By Isa Jones
By Mary Willson
By Brian Turk
By Drew AIles
By Taylor Boylston
By Bree Davies
By Emerald O'Brien
"Yes," I reply. "I am."
"You are!" Marshall exclaims. "You sound Asian."
"I don't know what that means. How can you tell?"
"I don't know," she says with a squeal. "I guess I'm psychic."
Or maybe she picked up on my obviously foreign name and made a mental connection. Either way, Marshall, better known as Cat Power, seems to be able to read people in a way that gives her music a quiet, sentimental touch. Cat Power is a one-woman band that turns indie rock into a soulful dance and makes singer-songwriter a pop experience. She's a soft-spoken songbird whose live shows have been noted as unpredictable, mostly because she's been known to run off the stage in a huff of frustration and stage fright. But that was years ago, and the now older and more experienced Marshall -- who's touring in support of her latest effort, The Greatest -- has learned to calm her nerves and, most important, to do it sober.

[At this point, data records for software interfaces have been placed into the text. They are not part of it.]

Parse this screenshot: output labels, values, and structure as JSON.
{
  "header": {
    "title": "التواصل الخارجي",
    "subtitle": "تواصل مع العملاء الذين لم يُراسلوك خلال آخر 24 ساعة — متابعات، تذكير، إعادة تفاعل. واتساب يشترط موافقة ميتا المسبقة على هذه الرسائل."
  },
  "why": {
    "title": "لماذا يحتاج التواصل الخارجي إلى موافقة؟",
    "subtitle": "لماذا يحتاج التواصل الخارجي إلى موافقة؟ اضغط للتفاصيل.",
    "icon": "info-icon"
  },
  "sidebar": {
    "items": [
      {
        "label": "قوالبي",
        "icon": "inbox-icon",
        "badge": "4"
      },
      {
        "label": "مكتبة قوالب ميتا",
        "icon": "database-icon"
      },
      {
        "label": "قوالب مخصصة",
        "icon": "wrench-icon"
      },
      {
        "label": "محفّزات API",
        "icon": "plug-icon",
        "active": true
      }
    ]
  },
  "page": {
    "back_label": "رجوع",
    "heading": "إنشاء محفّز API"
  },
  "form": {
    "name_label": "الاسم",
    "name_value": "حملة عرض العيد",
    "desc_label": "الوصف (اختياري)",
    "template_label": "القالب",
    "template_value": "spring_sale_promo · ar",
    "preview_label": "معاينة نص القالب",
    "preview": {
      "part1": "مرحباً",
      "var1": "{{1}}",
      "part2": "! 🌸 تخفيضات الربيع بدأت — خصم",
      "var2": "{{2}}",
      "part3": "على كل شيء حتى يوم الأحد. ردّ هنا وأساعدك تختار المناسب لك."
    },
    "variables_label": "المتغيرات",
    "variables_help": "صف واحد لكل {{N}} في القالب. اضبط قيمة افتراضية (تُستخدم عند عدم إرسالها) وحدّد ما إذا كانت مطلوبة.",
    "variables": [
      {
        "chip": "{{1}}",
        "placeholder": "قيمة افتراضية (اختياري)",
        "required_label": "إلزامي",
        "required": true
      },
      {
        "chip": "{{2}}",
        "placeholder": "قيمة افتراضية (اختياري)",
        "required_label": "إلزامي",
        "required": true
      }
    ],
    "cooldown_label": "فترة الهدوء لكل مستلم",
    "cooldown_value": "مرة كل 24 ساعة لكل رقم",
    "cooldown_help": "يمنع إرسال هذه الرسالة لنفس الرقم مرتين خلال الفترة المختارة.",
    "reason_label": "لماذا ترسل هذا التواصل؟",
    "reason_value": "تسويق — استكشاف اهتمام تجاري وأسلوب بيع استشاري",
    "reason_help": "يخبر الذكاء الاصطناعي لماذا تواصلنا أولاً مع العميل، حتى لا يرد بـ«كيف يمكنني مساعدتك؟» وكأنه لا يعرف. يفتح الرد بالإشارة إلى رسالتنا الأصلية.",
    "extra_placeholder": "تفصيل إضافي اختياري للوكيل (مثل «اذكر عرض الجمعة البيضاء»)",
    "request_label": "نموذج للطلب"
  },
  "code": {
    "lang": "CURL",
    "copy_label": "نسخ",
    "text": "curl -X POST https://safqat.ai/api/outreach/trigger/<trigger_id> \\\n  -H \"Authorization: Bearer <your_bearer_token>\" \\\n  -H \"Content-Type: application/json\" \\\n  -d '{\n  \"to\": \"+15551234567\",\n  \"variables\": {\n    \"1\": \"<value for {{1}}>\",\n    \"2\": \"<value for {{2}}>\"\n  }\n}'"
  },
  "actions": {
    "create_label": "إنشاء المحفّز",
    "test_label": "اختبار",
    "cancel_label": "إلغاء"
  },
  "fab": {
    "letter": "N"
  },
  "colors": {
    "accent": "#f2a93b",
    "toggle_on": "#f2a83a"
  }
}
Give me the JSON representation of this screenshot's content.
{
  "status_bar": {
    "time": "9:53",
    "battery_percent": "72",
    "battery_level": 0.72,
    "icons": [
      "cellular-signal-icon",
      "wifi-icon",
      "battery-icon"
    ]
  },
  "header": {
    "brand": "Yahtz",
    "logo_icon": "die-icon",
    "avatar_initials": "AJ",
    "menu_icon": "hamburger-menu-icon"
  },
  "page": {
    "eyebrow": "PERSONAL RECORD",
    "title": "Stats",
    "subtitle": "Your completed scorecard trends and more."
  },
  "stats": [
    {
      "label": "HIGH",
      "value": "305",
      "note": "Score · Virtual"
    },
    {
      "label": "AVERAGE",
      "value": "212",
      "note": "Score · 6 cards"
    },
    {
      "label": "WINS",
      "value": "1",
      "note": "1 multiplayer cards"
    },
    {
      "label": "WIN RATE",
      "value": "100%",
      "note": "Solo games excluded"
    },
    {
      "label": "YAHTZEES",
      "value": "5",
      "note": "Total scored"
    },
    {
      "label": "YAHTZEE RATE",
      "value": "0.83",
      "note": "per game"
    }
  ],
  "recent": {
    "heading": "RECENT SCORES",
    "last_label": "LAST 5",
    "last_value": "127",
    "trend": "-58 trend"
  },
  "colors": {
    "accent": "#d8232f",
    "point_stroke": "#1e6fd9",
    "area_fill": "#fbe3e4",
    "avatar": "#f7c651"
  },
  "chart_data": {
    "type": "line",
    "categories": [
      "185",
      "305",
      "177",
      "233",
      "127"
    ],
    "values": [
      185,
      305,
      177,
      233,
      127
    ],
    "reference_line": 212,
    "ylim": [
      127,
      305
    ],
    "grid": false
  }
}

Westword: So, earlier this year you canceled some tour dates due to health problems?
Chan Marshall: I was just really depressed. Over the past few years, I had just been on tour constantly and drinking so much that it was a normal thing. And then I just realized -- and I realized this because a friend of mine realized it -- that I stopped upkeeping. There was so much on the back burner, and there was so much that I hadn't been taking care of emotionally, psychologically and with my physical health. I had been living in Miami the past few years, and I had stopped talking to friends because I was so exhausted from touring, and I just realized, 'Fuck, what am I doing?' So I got sober, and my record label saw that I was really exhausted, so they pulled the plug on the tour. The label said they were going to try and reschedule, but I really thought, 'Fuck, I'm never going to tour again, and my life is going to change, and I'm going to have to get a job.' I was happy about that.
A few months later, the label came back and said that these clubs still wanted me and that they would book me again for another month if I wanted to try it. So the same friend that came down to help me out when I was a mess volunteered to go with me on the tour. But it had been so long since I had been stationary. I remember being afraid of being around people again and being in front of people without having to be on Xanax -- like popping pills or drinking a fifth of Scotch every night -- just being in front of people completely sober.
It cost me a hundred thousand dollars to pull the plug, with all the bookers, all the venues, each individual club. And all the bandmembers are union, so I had to pay them. But it's okay, because I got my health back and I regained happiness, so it was worth it.
Are you still drinking?
I've had about ten drinks in eight months, so that's pretty damn good.